Grape Pests - Ants and Grapevine Mealybugs
Wine Grape Growing in South Africa

© Prof Piet Goussard Winetech
Severe infestation of mealy bugs.
These two pests are discussed together since ants and grapevine mealybugs are usually related and may indicate the presence of the other. Grapevine mealybugs can also be transmitted by ants and the appearance of ants can indicate a possible mealybug infection since the honeydew they secrete is the primary food source of ants. The grapevine mealybug female secretes waxy threads which form the ovisac. In the larval stage, the larvae move from the leaf to the grape bunches.

Black sooty mould grows on the honeydew that is secreted by the mealybug and the black discolouration can be seen on the infected vines. Grapevine mealybugs also spread grapevine leafroll disease.

©Prof Piet Goussard Winetech
Ants feeding on the honeydew secreated by the mealy bug.
The main purpose of control must, therefore, be to prevent grapevine mealybugs from infecting the grape clusters or spreading to the other grapevines, but the management of ants is the first step in mealybug control. Plastic placed over the berm (soil strip directly below the vine row) can in some cases provide the ideal environment for the nesting of ants.

If large numbers of active-moving ants are observed under the plastic, it should be removed as soon as possible. High-growing weeds can provide alternate pathways for ants to enter the vines and should be avoided especially during the growing season.

Using a cover crop system can help control weeds, while also having other beneficial effects on natural enemies of the grapevine mealybug. The natural enemies of mealybugs are especially the larvae of ladybirds (feeds on the mealybug) and their wasps that attack the adult females. Monitoring of grapevine mealybugs includes the use of pheromone traps to catch the males.

©Prof Piet Goussard Winetech
The ladybird is the natural enemy of the mealy bug.
Infested vines are marked during the growing season so that they can be treated with a suitable chemical agent during the winter, before budding. It is important that the adjacent vines are also treated. Thorough wetting of the vines is essential because mealybugs hide during the winter under the dead bark and on the roots.
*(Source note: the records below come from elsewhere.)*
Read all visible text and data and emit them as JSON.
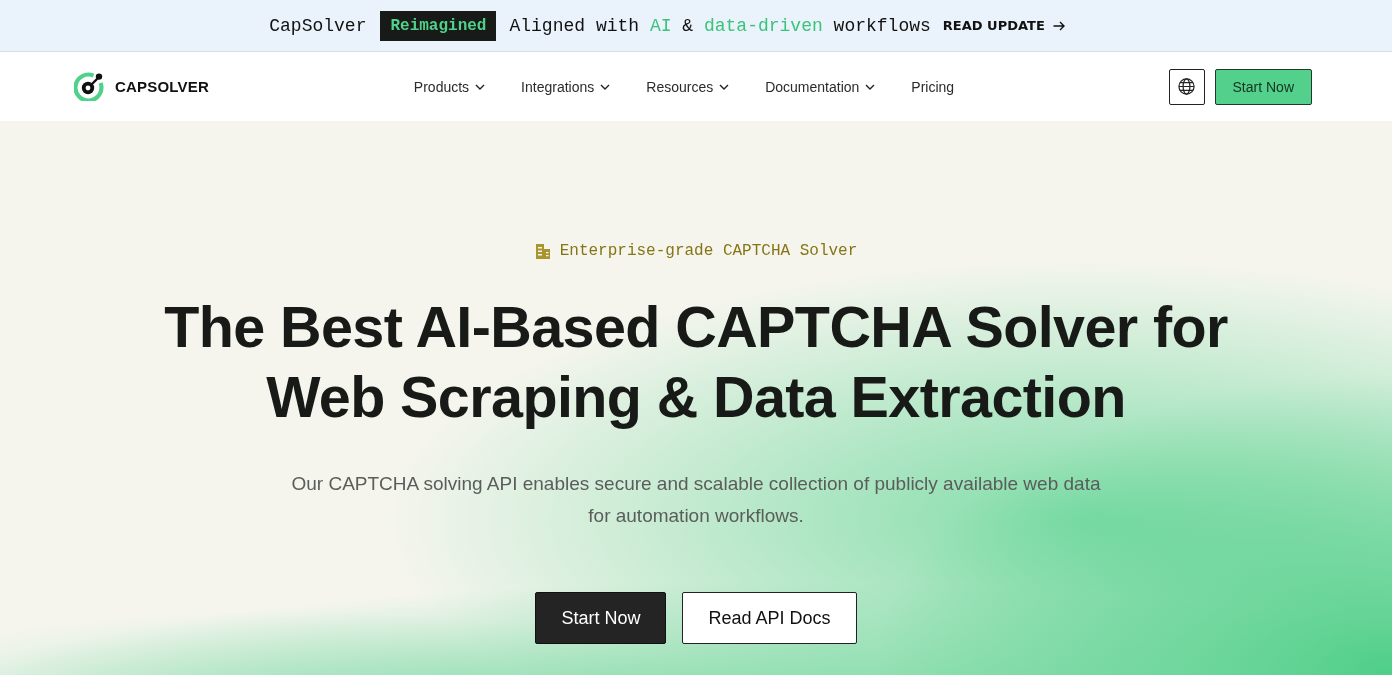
{
  "banner": {
    "brand": "CapSolver",
    "badge": "Reimagined",
    "message": [
      {
        "text": "Aligned with",
        "accent": false
      },
      {
        "text": "AI",
        "accent": true
      },
      {
        "text": "&",
        "accent": false
      },
      {
        "text": "data-driven",
        "accent": true
      },
      {
        "text": "workflows",
        "accent": false
      }
    ],
    "link": "READ UPDATE"
  },
  "navbar": {
    "logo": "CAPSOLVER",
    "items": [
      {
        "label": "Products",
        "dropdown": true
      },
      {
        "label": "Integrations",
        "dropdown": true
      },
      {
        "label": "Resources",
        "dropdown": true
      },
      {
        "label": "Documentation",
        "dropdown": true
      },
      {
        "label": "Pricing",
        "dropdown": false
      }
    ],
    "cta": "Start Now"
  },
  "hero": {
    "eyebrow": "Enterprise-grade CAPTCHA Solver",
    "title": "The Best AI-Based CAPTCHA Solver for Web Scraping & Data Extraction",
    "subtitle": "Our CAPTCHA solving API enables secure and scalable collection of publicly available web data for automation workflows.",
    "buttons": [
      {
        "label": "Start Now",
        "kind": "primary"
      },
      {
        "label": "Read API Docs",
        "kind": "secondary"
      }
    ]
  }
}
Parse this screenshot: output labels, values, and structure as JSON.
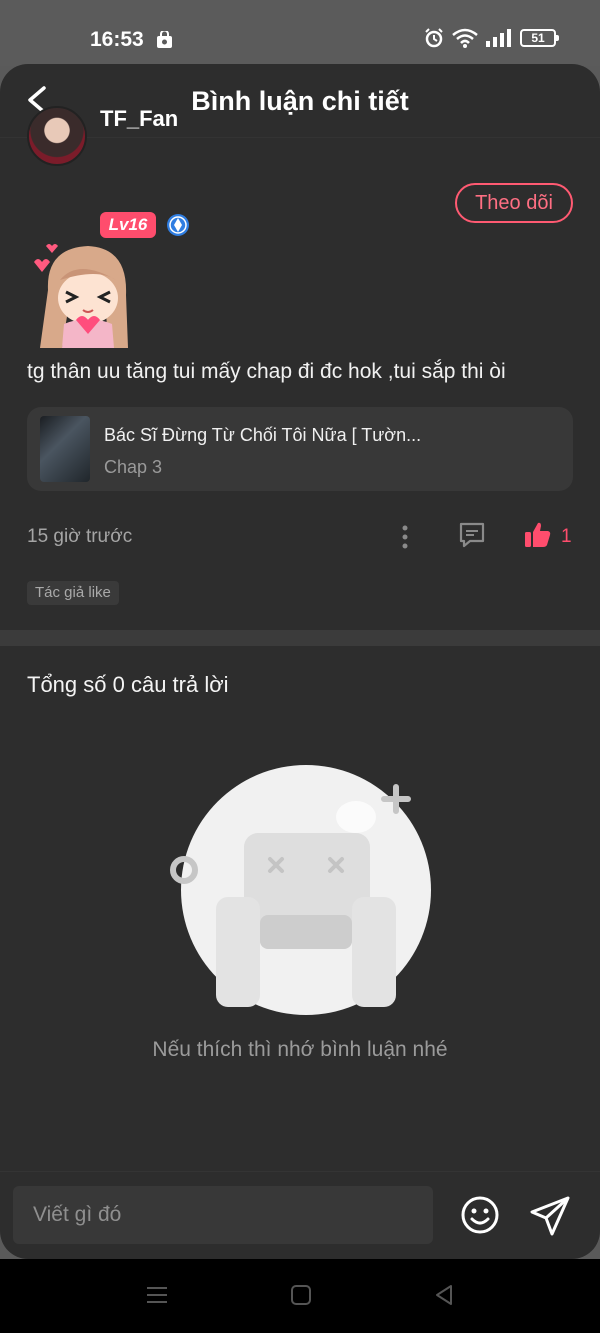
{
  "status_bar": {
    "time": "16:53",
    "battery": "51"
  },
  "header": {
    "title": "Bình luận chi tiết"
  },
  "comment": {
    "username": "TF_Fan",
    "level": "Lv16",
    "follow_label": "Theo dõi",
    "text": "tg thân uu tăng tui mấy chap đi đc hok ,tui sắp thi òi",
    "story": {
      "title": "Bác Sĩ Đừng Từ Chối Tôi Nữa [ Tườn...",
      "chapter": "Chap 3"
    },
    "time": "15 giờ trước",
    "likes": "1",
    "author_like_tag": "Tác giả like"
  },
  "replies": {
    "total_label": "Tổng số 0 câu trả lời",
    "empty_message": "Nếu thích thì nhớ bình luận nhé"
  },
  "input": {
    "placeholder": "Viết gì đó"
  },
  "colors": {
    "accent": "#ff4d6d",
    "background": "#2d2d2d",
    "card": "#383838"
  },
  "icons": [
    "back-arrow-icon",
    "shopping-bag-icon",
    "alarm-icon",
    "wifi-icon",
    "signal-icon",
    "verified-icon",
    "more-vertical-icon",
    "reply-icon",
    "thumbs-up-icon",
    "smiley-icon",
    "send-icon",
    "menu-icon",
    "home-square-icon",
    "back-triangle-icon"
  ]
}
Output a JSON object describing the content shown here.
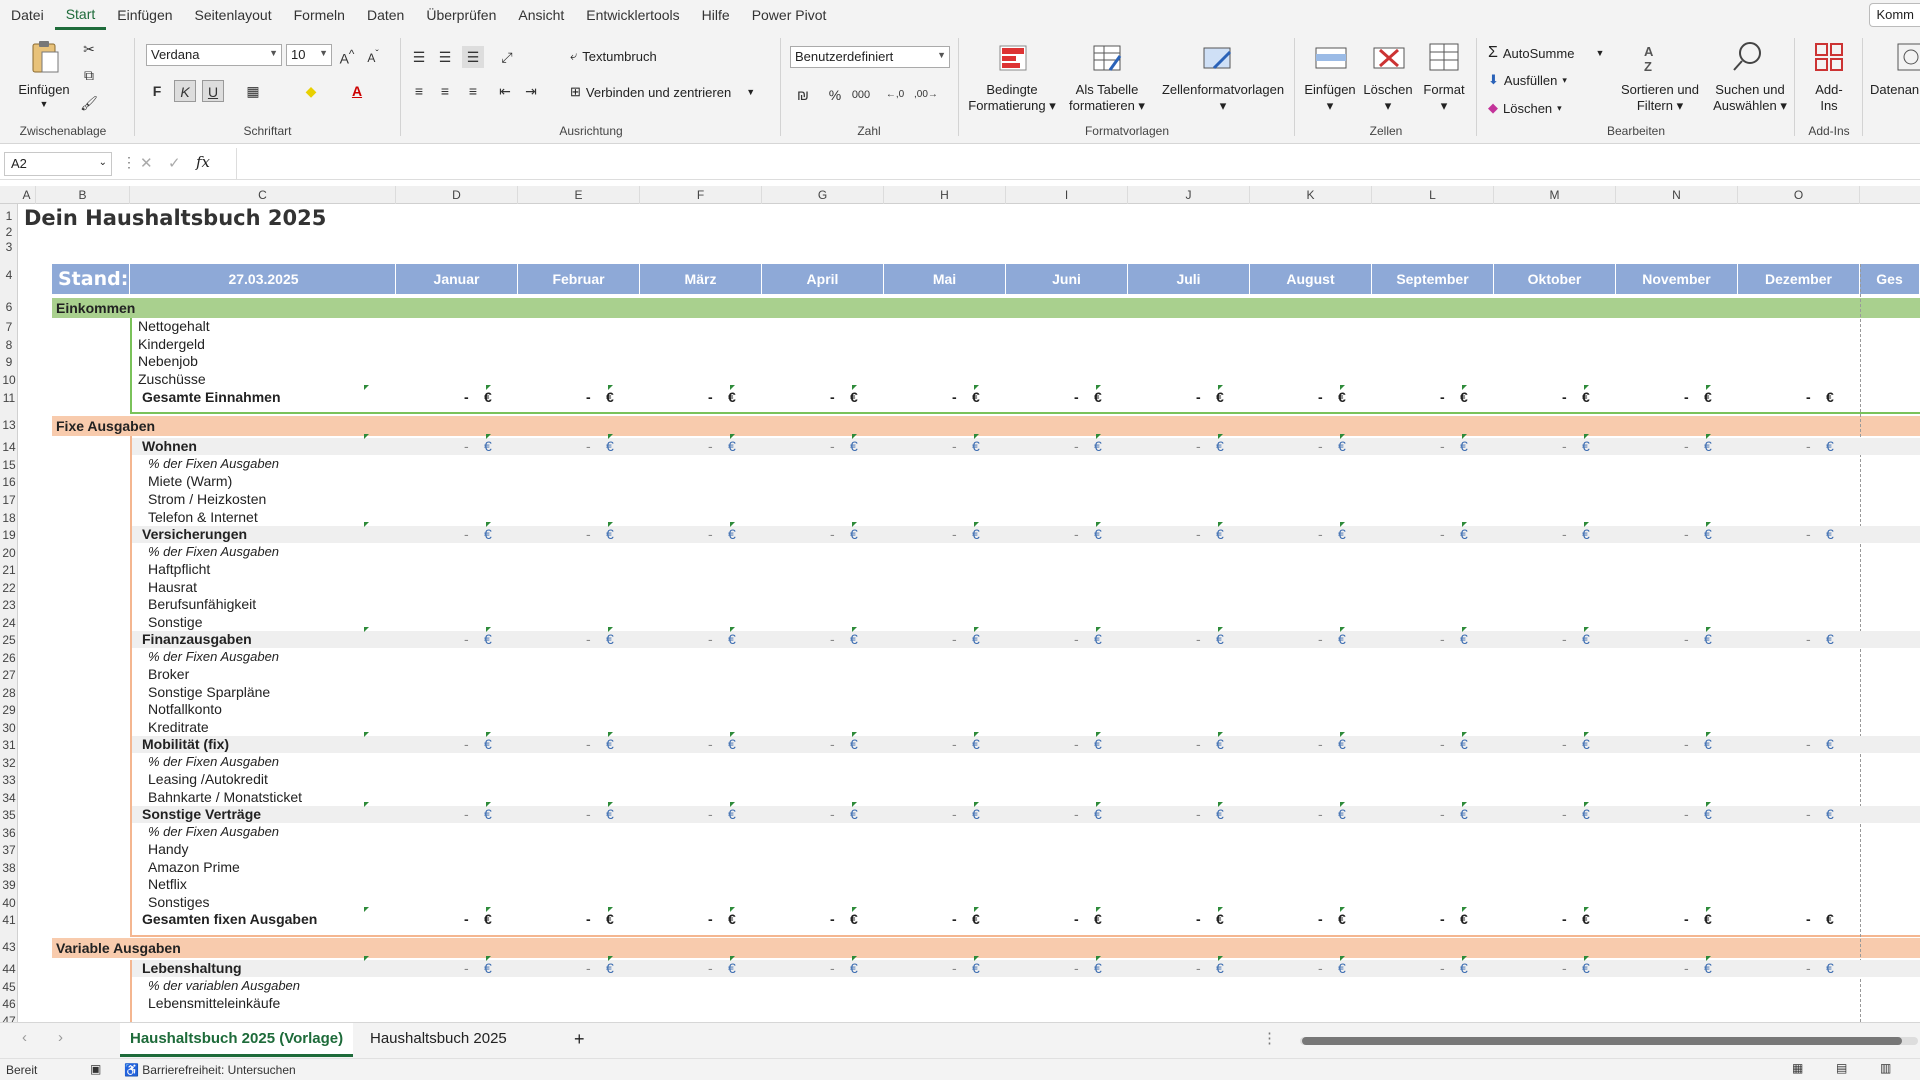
{
  "menu": {
    "items": [
      "Datei",
      "Start",
      "Einfügen",
      "Seitenlayout",
      "Formeln",
      "Daten",
      "Überprüfen",
      "Ansicht",
      "Entwicklertools",
      "Hilfe",
      "Power Pivot"
    ],
    "comment_btn": "Komm"
  },
  "ribbon": {
    "paste": "Einfügen",
    "clipboard_group": "Zwischenablage",
    "font_name": "Verdana",
    "font_size": "10",
    "font_group": "Schriftart",
    "bold": "F",
    "italic": "K",
    "underline": "U",
    "wrap": "Textumbruch",
    "merge": "Verbinden und zentrieren",
    "align_group": "Ausrichtung",
    "number_format": "Benutzerdefiniert",
    "number_group": "Zahl",
    "cond_format_l1": "Bedingte",
    "cond_format_l2": "Formatierung",
    "as_table_l1": "Als Tabelle",
    "as_table_l2": "formatieren",
    "cell_styles": "Zellenformatvorlagen",
    "styles_group": "Formatvorlagen",
    "insert": "Einfügen",
    "delete": "Löschen",
    "format": "Format",
    "cells_group": "Zellen",
    "autosum": "AutoSumme",
    "fill": "Ausfüllen",
    "clear": "Löschen",
    "sort_l1": "Sortieren und",
    "sort_l2": "Filtern",
    "find_l1": "Suchen und",
    "find_l2": "Auswählen",
    "edit_group": "Bearbeiten",
    "addins_l1": "Add-",
    "addins_l2": "Ins",
    "addins_group": "Add-Ins",
    "data_analysis": "Datenan"
  },
  "formula_bar": {
    "name_box": "A2",
    "fx": "fx",
    "value": ""
  },
  "columns": [
    "A",
    "B",
    "C",
    "D",
    "E",
    "F",
    "G",
    "H",
    "I",
    "J",
    "K",
    "L",
    "M",
    "N",
    "O"
  ],
  "sheet": {
    "title": "Dein Haushaltsbuch 2025",
    "stand_label": "Stand:",
    "stand_date": "27.03.2025",
    "months": [
      "Januar",
      "Februar",
      "März",
      "April",
      "Mai",
      "Juni",
      "Juli",
      "August",
      "September",
      "Oktober",
      "November",
      "Dezember"
    ],
    "total_col": "Ges",
    "sections": {
      "income": "Einkommen",
      "fixed": "Fixe Ausgaben",
      "variable": "Variable Ausgaben"
    },
    "rows": [
      {
        "r": "7",
        "label": "Nettogehalt",
        "type": "item1"
      },
      {
        "r": "8",
        "label": "Kindergeld",
        "type": "item1"
      },
      {
        "r": "9",
        "label": "Nebenjob",
        "type": "item1"
      },
      {
        "r": "10",
        "label": "Zuschüsse",
        "type": "item1"
      },
      {
        "r": "11",
        "label": "Gesamte Einnahmen",
        "type": "total"
      },
      {
        "r": "14",
        "label": "Wohnen",
        "type": "cat"
      },
      {
        "r": "15",
        "label": "% der Fixen Ausgaben",
        "type": "pct"
      },
      {
        "r": "16",
        "label": "Miete (Warm)",
        "type": "item"
      },
      {
        "r": "17",
        "label": "Strom / Heizkosten",
        "type": "item"
      },
      {
        "r": "18",
        "label": "Telefon & Internet",
        "type": "item"
      },
      {
        "r": "19",
        "label": "Versicherungen",
        "type": "cat"
      },
      {
        "r": "20",
        "label": "% der Fixen Ausgaben",
        "type": "pct"
      },
      {
        "r": "21",
        "label": "Haftpflicht",
        "type": "item"
      },
      {
        "r": "22",
        "label": "Hausrat",
        "type": "item"
      },
      {
        "r": "23",
        "label": "Berufsunfähigkeit",
        "type": "item"
      },
      {
        "r": "24",
        "label": "Sonstige",
        "type": "item"
      },
      {
        "r": "25",
        "label": "Finanzausgaben",
        "type": "cat"
      },
      {
        "r": "26",
        "label": "% der Fixen Ausgaben",
        "type": "pct"
      },
      {
        "r": "27",
        "label": "Broker",
        "type": "item"
      },
      {
        "r": "28",
        "label": "Sonstige Sparpläne",
        "type": "item"
      },
      {
        "r": "29",
        "label": "Notfallkonto",
        "type": "item"
      },
      {
        "r": "30",
        "label": "Kreditrate",
        "type": "item"
      },
      {
        "r": "31",
        "label": "Mobilität (fix)",
        "type": "cat"
      },
      {
        "r": "32",
        "label": "% der Fixen Ausgaben",
        "type": "pct"
      },
      {
        "r": "33",
        "label": "Leasing /Autokredit",
        "type": "item"
      },
      {
        "r": "34",
        "label": "Bahnkarte / Monatsticket",
        "type": "item"
      },
      {
        "r": "35",
        "label": "Sonstige Verträge",
        "type": "cat"
      },
      {
        "r": "36",
        "label": "% der Fixen Ausgaben",
        "type": "pct"
      },
      {
        "r": "37",
        "label": "Handy",
        "type": "item"
      },
      {
        "r": "38",
        "label": "Amazon Prime",
        "type": "item"
      },
      {
        "r": "39",
        "label": "Netflix",
        "type": "item"
      },
      {
        "r": "40",
        "label": "Sonstiges",
        "type": "item"
      },
      {
        "r": "41",
        "label": "Gesamten fixen Ausgaben",
        "type": "total"
      },
      {
        "r": "44",
        "label": "Lebenshaltung",
        "type": "cat"
      },
      {
        "r": "45",
        "label": "% der variablen Ausgaben",
        "type": "pct"
      },
      {
        "r": "46",
        "label": "Lebensmitteleinkäufe",
        "type": "item"
      }
    ],
    "dash": "-",
    "euro": "€"
  },
  "tabs": {
    "t1": "Haushaltsbuch 2025 (Vorlage)",
    "t2": "Haushaltsbuch 2025",
    "add": "+"
  },
  "status": {
    "ready": "Bereit",
    "access": "Barrierefreiheit: Untersuchen"
  },
  "colors": {
    "header": "#8ea9d7",
    "income": "#a9d08e",
    "expense": "#f8cbad",
    "accent": "#1e6b3a"
  }
}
In cases of severe mealybug infections, a soil-administered systemic insecticide can be used. Place sticky insect barriers or barriers treated with a chemical pesticide around the trunk and trellising wires for the control of ants.By Marinda Louw